For the past year, I’ve been hanging on the phone until someone cuts me off. I also wrote to customer service, without response, to the general secretary and then to all the company’s managers, but I am still ignored.
AS, Nantwich, Cheshire.
Sally Hamilton responds: Although you clearly forgot that you did not notice that regular payments were being taken from your bank account for a mobile phone contract that you never used, I felt that Utility Warehouse had is inexcusably negligent in ignoring your request to review your complaint for an entire year.
My research tells me that it is generally not possible to activate a physical SIM card without it being placed in a phone.
Although more modern phones are eSim compatible (they contain technology that allows digital SIM cards to be installed that do not require a physical card), these still need to be activated by the customer.
Additionally, they are rarely used in the UK and certainly did not exist in 2013.
At my request, Utility Warehouse has investigated your case and, although they have not provided an explanation as to how the account was activated or what fees were charged, I am pleased to report that you has now refunded the full £1,100 taken from your account. counts on the period of ten years.
Charged double for a chicken stop
I stopped at Kentucky Fried Chicken at Knutsford North Services on the M6 on our way back to Devon from Scotland on January 2nd.
I placed an order on the self-service screens for £26.57. Shortly after, it was announced that there would be a 30 minute wait time.
We were in a hurry to get home, so I and several other guests requested a refund. The server processed two customer refunds before me and then processed mine.
Once home, I noticed that I had been charged twice for the order that I never received.
When I called KFC’s so-called “care team”, they told me they couldn’t give me a refund and suggested I personally go to the branch, a round trip of 500 miles.
JT, Barnstaple, Devon.
Sally Hamilton responds: You mentioned that the KFC server, under pressure, seemed exhausted by the large number of customers, which probably caused them to mistakenly charge you again rather than issue a refund. Easy to do under stressful circumstances but, apparently, not so easy for you to resolve the error.
I asked KFC to investigate. The care team were put in charge of the matter and, I am pleased to report, they promptly refunded the £53.14 owed.
- Write to Sally Hamilton at Sally Sorts It, Money Mail, Northcliffe House, 2 Derry Street, London W8 5TT or email email@example.com – include telephone number, address and a addressed note to the incriminated organization giving him permission to speak. to Sally Hamilton. Please do not send original documents as we cannot take responsibility for them. No legal responsibility can be accepted by the Daily Mail for the responses given.

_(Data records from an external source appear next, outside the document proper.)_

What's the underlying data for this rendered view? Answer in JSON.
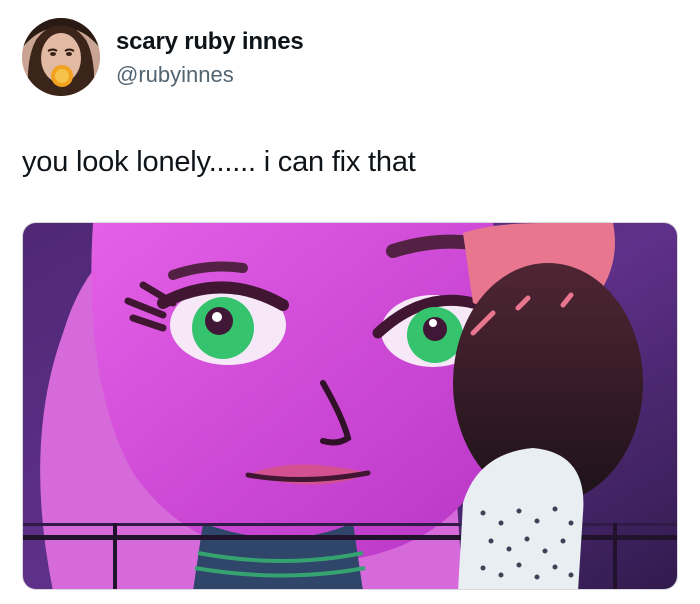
{
  "author": {
    "display_name": "scary ruby innes",
    "handle": "@rubyinnes",
    "avatar_icon": "profile-photo-avatar"
  },
  "tweet": {
    "text": "you look lonely...... i can fix that"
  },
  "media": {
    "description_icon": "attached-image",
    "colors": {
      "magenta": "#c83bd6",
      "deep_purple": "#3a1c5a",
      "eye_green": "#2fc26a"
    }
  }
}
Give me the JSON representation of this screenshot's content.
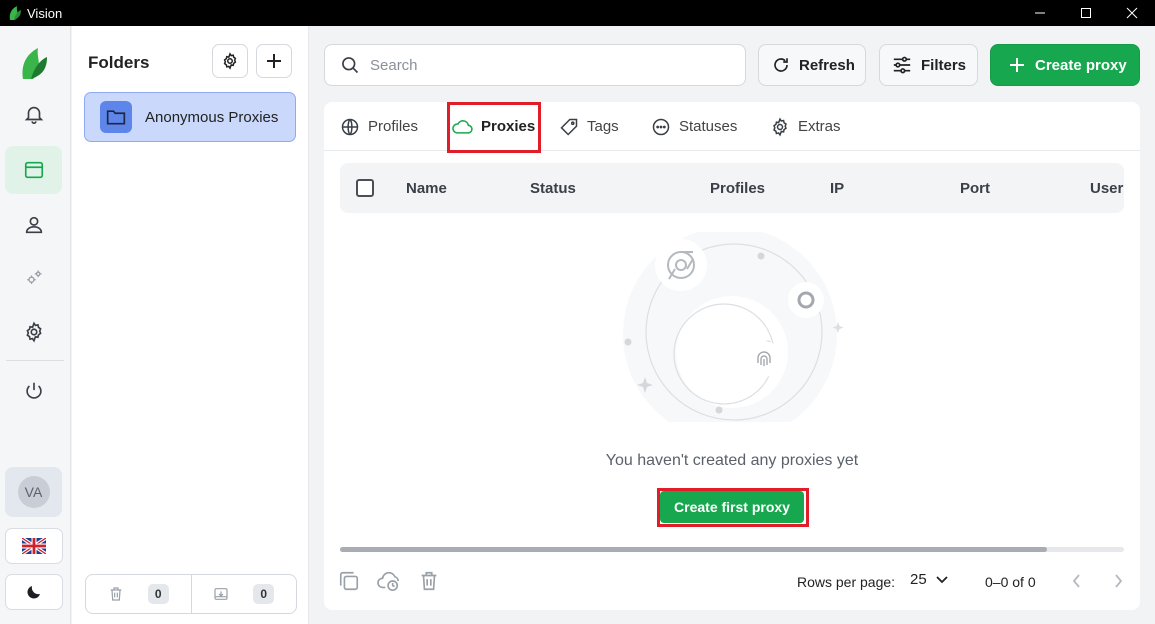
{
  "window": {
    "title": "Vision"
  },
  "sidebar": {
    "user_initials": "VA"
  },
  "folders": {
    "title": "Folders",
    "items": [
      {
        "label": "Anonymous Proxies"
      }
    ],
    "trash_count": "0",
    "archive_count": "0"
  },
  "toolbar": {
    "search_placeholder": "Search",
    "refresh_label": "Refresh",
    "filters_label": "Filters",
    "create_label": "Create proxy"
  },
  "tabs": [
    {
      "label": "Profiles"
    },
    {
      "label": "Proxies",
      "active": true
    },
    {
      "label": "Tags"
    },
    {
      "label": "Statuses"
    },
    {
      "label": "Extras"
    }
  ],
  "table": {
    "columns": [
      "Name",
      "Status",
      "Profiles",
      "IP",
      "Port",
      "Usern"
    ]
  },
  "empty_state": {
    "message": "You haven't created any proxies yet",
    "button_label": "Create first proxy"
  },
  "footer": {
    "rows_per_page_label": "Rows per page:",
    "rows_per_page_value": "25",
    "page_info": "0–0 of 0"
  },
  "colors": {
    "accent": "#17a84f",
    "highlight": "#e11d2a",
    "folder_selected": "#c9d8fb"
  }
}
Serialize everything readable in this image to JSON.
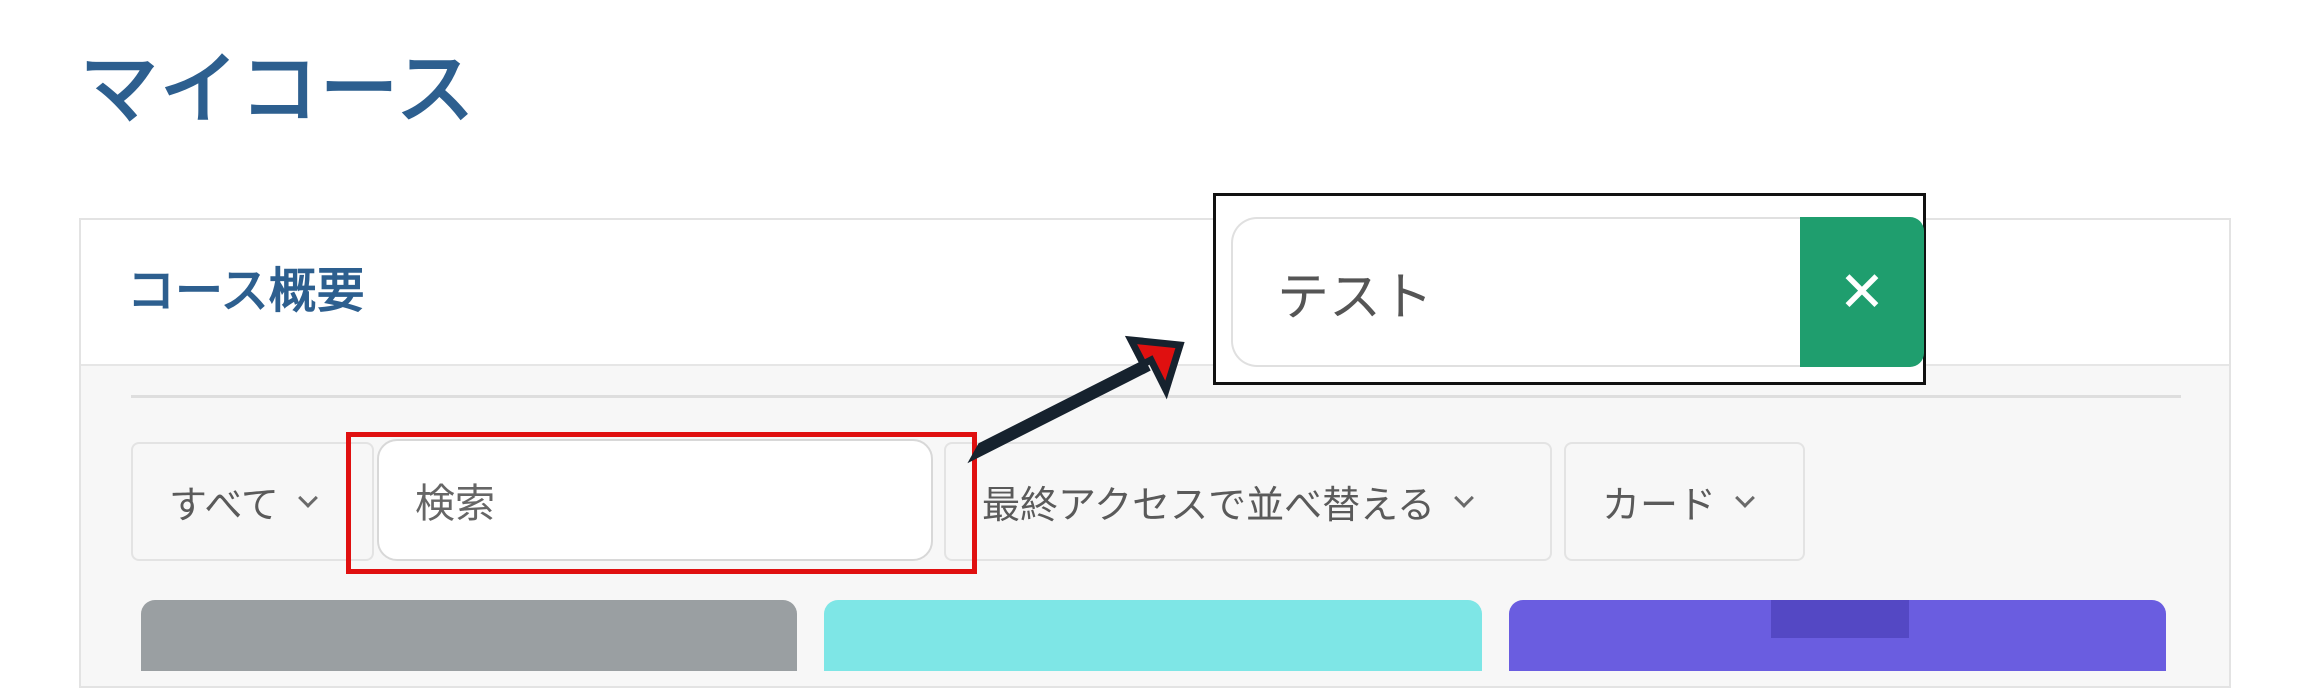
{
  "page": {
    "title": "マイコース"
  },
  "overview": {
    "title": "コース概要",
    "filters": {
      "grouping_label": "すべて",
      "search_placeholder": "検索",
      "sort_label": "最終アクセスで並べ替える",
      "view_label": "カード"
    }
  },
  "callout": {
    "search_value": "テスト",
    "clear_symbol": "✕"
  },
  "colors": {
    "title": "#2d5f8f",
    "highlight": "#e01010",
    "clear_button": "#1f9e6e",
    "thumb_gray": "#9a9fa2",
    "thumb_teal": "#7ee6e6",
    "thumb_purple": "#6a5de0"
  },
  "icons": {
    "dropdown": "chevron-down-icon",
    "clear": "close-icon",
    "annotation": "arrow-icon"
  }
}
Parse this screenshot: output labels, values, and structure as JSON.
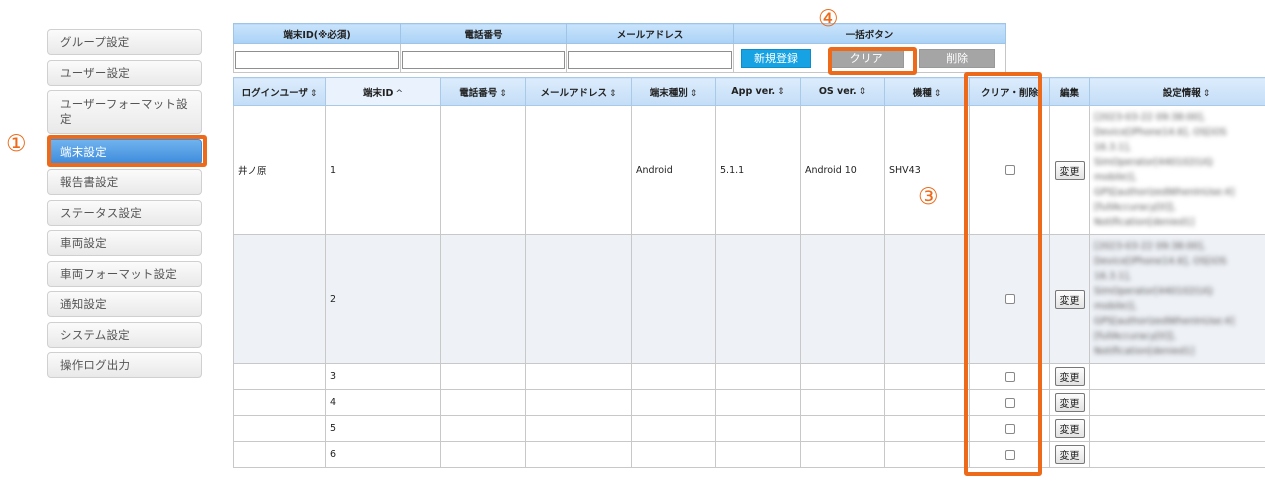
{
  "sidebar": {
    "items": [
      {
        "label": "グループ設定"
      },
      {
        "label": "ユーザー設定"
      },
      {
        "label": "ユーザーフォーマット設定"
      },
      {
        "label": "端末設定"
      },
      {
        "label": "報告書設定"
      },
      {
        "label": "ステータス設定"
      },
      {
        "label": "車両設定"
      },
      {
        "label": "車両フォーマット設定"
      },
      {
        "label": "通知設定"
      },
      {
        "label": "システム設定"
      },
      {
        "label": "操作ログ出力"
      }
    ],
    "active_index": 3
  },
  "search": {
    "headers": [
      "端末ID(※必須)",
      "電話番号",
      "メールアドレス",
      "一括ボタン"
    ],
    "inputs": [
      "",
      "",
      ""
    ],
    "new_button": "新規登録",
    "clear_button": "クリア",
    "delete_button": "削除"
  },
  "grid": {
    "headers": {
      "login_user": "ログインユーザ",
      "device_id": "端末ID",
      "phone": "電話番号",
      "email": "メールアドレス",
      "device_type": "端末種別",
      "app_ver": "App ver.",
      "os_ver": "OS ver.",
      "model": "機種",
      "clear_delete": "クリア・削除",
      "edit": "編集",
      "settings": "設定情報"
    },
    "sort_icon": "⇕",
    "sorted_icon": "^",
    "change_label": "変更",
    "rows": [
      {
        "login_user": "井ノ原",
        "device_id": "1",
        "phone": "",
        "email": "",
        "device_type": "Android",
        "app_ver": "5.1.1",
        "os_ver": "Android 10",
        "model": "SHV43",
        "checked": true,
        "settings": "[2023-03-22 09:38:00], Device[iPhone14.6], OS[iOS 16.3.1], SimOperator[440102(UQ mobile)], GPS[authorizedWhenInUse:4][fullAccuracy[0]], Notification[denied1]"
      },
      {
        "login_user": "",
        "device_id": "2",
        "phone": "",
        "email": "",
        "device_type": "",
        "app_ver": "",
        "os_ver": "",
        "model": "",
        "checked": false,
        "settings": "[2023-03-22 09:38:00], Device[iPhone14.6], OS[iOS 16.3.1], SimOperator[440102(UQ mobile)], GPS[authorizedWhenInUse:4][fullAccuracy[0]], Notification[denied1]"
      },
      {
        "login_user": "",
        "device_id": "3",
        "phone": "",
        "email": "",
        "device_type": "",
        "app_ver": "",
        "os_ver": "",
        "model": "",
        "checked": false,
        "settings": ""
      },
      {
        "login_user": "",
        "device_id": "4",
        "phone": "",
        "email": "",
        "device_type": "",
        "app_ver": "",
        "os_ver": "",
        "model": "",
        "checked": false,
        "settings": ""
      },
      {
        "login_user": "",
        "device_id": "5",
        "phone": "",
        "email": "",
        "device_type": "",
        "app_ver": "",
        "os_ver": "",
        "model": "",
        "checked": false,
        "settings": ""
      },
      {
        "login_user": "",
        "device_id": "6",
        "phone": "",
        "email": "",
        "device_type": "",
        "app_ver": "",
        "os_ver": "",
        "model": "",
        "checked": false,
        "settings": ""
      }
    ]
  },
  "annotations": {
    "n1": "①",
    "n3": "③",
    "n4": "④",
    "color": "#ec6a1a"
  }
}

Some links in this article may be affiliate links. If you click on it, we may earn a small commission. This helps us fund This Is Money and keep it free. We do not write articles to promote products. We do not allow any commercial relationships to affect our editorial independence.